What Is Porpoising in a Boat?
When it comes to boating, there are various terms and concepts that boat owners and enthusiasts should be familiar with. One such term is porpoising, which refers to a phenomenon that occurs when a boat’s bow repeatedly rises and falls while in motion. This article will explore what porpoising is, its causes, and how to prevent it. Additionally, we will answer some frequently asked questions about porpoising in boats.
Porpoising is a common issue that occurs when a boat is traveling at high speeds, causing the bow to bounce up and down in a motion similar to that of a porpoise or dolphin. This motion can be both uncomfortable and dangerous, as it reduces the boat’s stability and control, making it difficult to navigate through the water.
Causes of Porpoising:
Several factors can contribute to porpoising in a boat. One of the primary causes is an improper weight distribution. If the weight is concentrated towards the stern, it can cause the bow to lift excessively, resulting in porpoising. Additionally, improper trimming of the engine can also lead to this problem. An improperly trimmed engine can cause the boat to ride at an incorrect angle, leading to bouncing of the bow.
Furthermore, porpoising can be exacerbated by the design of the boat hull. Boats with a deep-V hull design are more prone to porpoising compared to boats with a flatter hull. The shape of the hull and the way it interacts with the water can create a lift, causing the bow to bounce.
To prevent porpoising in a boat, several measures can be taken. First and foremost, ensuring proper weight distribution is crucial. Distributing the weight evenly throughout the boat, including passengers and equipment, can help maintain stability and reduce the likelihood of porpoising. It is also recommended to avoid overloading the boat, as excess weight can increase the chances of porpoising.

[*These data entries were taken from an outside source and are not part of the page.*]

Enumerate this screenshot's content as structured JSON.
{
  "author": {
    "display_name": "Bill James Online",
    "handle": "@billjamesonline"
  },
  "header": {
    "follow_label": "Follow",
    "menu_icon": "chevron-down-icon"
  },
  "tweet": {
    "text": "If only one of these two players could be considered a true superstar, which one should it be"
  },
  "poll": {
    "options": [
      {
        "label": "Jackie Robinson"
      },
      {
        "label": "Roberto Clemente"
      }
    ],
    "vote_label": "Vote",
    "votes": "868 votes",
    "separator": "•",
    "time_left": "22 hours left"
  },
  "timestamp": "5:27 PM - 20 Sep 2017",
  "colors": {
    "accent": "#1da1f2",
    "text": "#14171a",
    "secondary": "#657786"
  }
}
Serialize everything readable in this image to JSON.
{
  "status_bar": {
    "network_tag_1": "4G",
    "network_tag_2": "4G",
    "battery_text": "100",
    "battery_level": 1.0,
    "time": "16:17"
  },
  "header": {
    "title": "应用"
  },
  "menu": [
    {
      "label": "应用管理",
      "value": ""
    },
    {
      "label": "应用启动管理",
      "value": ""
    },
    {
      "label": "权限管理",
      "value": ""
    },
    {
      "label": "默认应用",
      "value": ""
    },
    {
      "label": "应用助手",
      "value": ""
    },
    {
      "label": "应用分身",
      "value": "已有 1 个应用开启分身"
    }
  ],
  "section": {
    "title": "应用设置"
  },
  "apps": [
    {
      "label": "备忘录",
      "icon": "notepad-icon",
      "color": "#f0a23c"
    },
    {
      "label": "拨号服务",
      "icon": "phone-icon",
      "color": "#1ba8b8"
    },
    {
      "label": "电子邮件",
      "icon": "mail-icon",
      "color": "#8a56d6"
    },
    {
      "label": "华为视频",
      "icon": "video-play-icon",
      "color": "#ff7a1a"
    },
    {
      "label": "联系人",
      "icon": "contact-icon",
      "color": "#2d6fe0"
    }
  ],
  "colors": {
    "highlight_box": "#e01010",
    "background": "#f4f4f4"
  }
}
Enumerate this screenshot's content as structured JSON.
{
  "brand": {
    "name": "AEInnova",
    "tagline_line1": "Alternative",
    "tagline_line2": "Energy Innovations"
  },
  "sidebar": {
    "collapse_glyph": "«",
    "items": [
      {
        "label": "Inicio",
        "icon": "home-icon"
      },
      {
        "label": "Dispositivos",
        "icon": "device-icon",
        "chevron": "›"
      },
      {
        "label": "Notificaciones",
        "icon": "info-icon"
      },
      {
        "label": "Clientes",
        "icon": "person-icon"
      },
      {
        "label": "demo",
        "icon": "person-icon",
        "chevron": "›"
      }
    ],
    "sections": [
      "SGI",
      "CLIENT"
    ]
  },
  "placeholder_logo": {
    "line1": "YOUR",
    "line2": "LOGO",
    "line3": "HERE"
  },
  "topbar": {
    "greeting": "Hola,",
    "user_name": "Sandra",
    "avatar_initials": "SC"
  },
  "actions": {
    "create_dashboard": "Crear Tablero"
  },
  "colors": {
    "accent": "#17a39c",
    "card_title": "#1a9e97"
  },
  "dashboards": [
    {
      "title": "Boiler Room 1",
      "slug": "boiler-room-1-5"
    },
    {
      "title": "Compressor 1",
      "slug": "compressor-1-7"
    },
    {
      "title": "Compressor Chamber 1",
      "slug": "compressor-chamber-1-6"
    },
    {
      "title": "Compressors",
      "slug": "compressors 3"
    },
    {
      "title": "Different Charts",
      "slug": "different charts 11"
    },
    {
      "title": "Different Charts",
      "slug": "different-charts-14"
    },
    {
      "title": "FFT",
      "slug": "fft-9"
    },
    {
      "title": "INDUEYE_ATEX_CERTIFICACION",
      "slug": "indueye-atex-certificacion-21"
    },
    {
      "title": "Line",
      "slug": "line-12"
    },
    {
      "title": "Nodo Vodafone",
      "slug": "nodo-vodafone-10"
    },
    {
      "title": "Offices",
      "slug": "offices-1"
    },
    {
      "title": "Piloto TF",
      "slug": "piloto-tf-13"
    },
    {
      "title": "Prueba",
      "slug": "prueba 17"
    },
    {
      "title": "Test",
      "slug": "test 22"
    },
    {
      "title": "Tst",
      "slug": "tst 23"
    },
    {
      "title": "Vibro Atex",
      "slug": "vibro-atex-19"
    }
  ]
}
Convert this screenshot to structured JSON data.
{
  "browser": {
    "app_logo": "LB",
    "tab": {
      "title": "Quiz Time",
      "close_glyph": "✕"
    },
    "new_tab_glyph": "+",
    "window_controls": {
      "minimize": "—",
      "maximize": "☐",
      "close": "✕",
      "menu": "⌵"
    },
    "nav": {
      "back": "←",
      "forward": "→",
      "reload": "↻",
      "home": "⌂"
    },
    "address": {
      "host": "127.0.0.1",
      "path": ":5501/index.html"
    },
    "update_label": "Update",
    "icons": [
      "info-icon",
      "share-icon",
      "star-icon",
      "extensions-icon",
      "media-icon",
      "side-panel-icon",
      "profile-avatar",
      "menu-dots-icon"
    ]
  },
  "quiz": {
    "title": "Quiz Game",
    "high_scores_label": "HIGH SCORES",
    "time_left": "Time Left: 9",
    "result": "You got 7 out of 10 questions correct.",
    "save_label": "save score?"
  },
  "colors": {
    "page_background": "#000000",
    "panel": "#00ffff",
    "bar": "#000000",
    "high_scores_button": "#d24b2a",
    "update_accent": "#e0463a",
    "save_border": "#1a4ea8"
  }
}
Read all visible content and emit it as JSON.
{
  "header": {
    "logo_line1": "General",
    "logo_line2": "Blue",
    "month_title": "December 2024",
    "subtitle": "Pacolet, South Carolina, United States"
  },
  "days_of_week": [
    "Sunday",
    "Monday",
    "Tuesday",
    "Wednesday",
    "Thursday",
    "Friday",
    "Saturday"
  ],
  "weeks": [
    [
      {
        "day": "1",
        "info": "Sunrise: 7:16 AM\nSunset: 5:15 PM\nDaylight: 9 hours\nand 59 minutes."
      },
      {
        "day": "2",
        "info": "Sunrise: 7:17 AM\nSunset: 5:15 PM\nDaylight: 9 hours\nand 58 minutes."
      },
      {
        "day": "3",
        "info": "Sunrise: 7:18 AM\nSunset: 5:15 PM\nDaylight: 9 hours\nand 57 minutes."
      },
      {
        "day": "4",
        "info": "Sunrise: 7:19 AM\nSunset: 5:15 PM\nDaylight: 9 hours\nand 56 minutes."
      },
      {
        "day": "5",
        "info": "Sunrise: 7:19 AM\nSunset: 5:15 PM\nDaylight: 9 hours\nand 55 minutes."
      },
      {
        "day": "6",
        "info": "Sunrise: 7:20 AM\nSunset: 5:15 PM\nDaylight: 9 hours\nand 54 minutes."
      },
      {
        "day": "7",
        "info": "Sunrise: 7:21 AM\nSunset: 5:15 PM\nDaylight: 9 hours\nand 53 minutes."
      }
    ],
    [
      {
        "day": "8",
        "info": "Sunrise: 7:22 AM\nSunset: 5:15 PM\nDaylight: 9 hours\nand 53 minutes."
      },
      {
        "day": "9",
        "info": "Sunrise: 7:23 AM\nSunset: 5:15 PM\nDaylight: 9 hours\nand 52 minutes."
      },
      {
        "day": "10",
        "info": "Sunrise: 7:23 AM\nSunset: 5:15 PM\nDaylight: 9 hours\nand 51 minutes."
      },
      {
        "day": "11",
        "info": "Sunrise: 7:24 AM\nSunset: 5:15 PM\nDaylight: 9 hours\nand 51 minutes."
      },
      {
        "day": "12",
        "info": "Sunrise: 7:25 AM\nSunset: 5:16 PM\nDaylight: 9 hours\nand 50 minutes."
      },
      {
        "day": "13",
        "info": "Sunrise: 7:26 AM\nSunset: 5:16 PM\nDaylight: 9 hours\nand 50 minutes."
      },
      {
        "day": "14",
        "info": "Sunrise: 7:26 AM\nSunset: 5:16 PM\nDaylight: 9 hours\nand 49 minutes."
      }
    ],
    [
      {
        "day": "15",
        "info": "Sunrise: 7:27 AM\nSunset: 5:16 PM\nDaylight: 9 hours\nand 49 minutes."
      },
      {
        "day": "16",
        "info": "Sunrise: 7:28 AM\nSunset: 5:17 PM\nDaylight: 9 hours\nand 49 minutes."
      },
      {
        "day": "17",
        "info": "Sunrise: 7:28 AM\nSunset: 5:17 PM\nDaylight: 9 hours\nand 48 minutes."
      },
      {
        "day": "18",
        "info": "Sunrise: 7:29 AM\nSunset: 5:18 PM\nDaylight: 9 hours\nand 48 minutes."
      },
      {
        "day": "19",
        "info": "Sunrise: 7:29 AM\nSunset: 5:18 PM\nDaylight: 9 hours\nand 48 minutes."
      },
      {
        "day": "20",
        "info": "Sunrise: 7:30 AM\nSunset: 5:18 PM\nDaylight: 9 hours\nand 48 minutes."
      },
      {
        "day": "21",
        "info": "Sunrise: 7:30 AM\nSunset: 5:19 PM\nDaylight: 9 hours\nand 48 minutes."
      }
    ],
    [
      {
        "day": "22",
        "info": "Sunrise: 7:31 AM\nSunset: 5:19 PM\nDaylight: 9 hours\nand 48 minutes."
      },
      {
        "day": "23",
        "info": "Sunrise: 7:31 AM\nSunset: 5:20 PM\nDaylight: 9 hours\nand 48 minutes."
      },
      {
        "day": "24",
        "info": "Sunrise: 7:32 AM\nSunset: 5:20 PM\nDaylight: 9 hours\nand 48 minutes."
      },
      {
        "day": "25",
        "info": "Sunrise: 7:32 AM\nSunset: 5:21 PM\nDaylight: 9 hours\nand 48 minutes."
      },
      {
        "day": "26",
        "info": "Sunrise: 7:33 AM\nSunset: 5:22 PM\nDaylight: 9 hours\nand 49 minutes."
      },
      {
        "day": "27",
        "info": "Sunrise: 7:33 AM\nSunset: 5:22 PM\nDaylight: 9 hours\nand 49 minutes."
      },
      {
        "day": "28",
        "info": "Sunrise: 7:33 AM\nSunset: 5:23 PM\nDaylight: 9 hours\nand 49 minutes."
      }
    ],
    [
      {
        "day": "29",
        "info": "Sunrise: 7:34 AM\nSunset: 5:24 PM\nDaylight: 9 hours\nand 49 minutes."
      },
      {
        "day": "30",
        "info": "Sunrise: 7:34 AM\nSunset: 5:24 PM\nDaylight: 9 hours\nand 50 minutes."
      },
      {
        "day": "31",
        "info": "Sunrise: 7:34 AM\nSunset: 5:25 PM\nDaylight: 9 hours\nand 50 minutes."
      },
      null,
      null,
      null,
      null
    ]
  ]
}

Trimming the engine correctly is another essential factor in preventing porpoising. Adjusting the engine tilt and trim can help maintain a proper angle of the boat, reducing the bouncing motion. Experimenting with the trim settings to find the right balance for your specific boat is recommended.
If porpoising persists despite these measures, aftermarket devices such as trim tabs or hydrofoils can be installed. Trim tabs are adjustable plates mounted on the stern of the boat that can be raised or lowered to help control the boat’s pitch. Hydrofoils, on the other hand, are wings or fins mounted on the lower unit of the outboard engine that create lift, reducing the bouncing motion.
Q: Can porpoising damage my boat?
A: Yes, porpoising can potentially cause damage to your boat. The repeated bouncing motion can put stress on the hull, engine, and other components, leading to cracks, damage to the engine mounts, or even loss of control.
Q: Does boat speed affect porpoising?
A: Yes, boat speed plays a significant role in porpoising. Higher speeds increase the chances of porpoising, as the boat’s hull interacts with the water differently at different speeds. Adjusting the boat’s speed can sometimes alleviate the problem.
Q: Can porpoising be dangerous?
A: Yes, porpoising can be dangerous, especially if it occurs unexpectedly or at high speeds. The bouncing motion can cause the boat to lose stability and control, potentially leading to accidents or injuries.
Q: Can I fix porpoising by adjusting the trim tabs alone?
A: Adjusting the trim tabs can certainly help reduce porpoising, but it might not completely eliminate the issue. It is best to experiment with different settings and combinations of measures to find the most effective solution for your specific boat.
Q: Are there any other factors that can contribute to porpoising?
A: Yes, apart from weight distribution, trimming, and hull design, other factors such as sea conditions, wind, and improper propeller selection can also contribute to porpoising. Understanding and addressing these factors can further help in preventing porpoising.
In conclusion, porpoising in a boat refers to the bouncing motion of the bow while in motion, often caused by improper weight distribution, incorrect trimming, or hull design. To prevent porpoising, it is essential to distribute weight evenly, trim the engine correctly, and consider aftermarket devices if necessary. By addressing these factors, boat owners can enjoy a smoother and safer boating experience.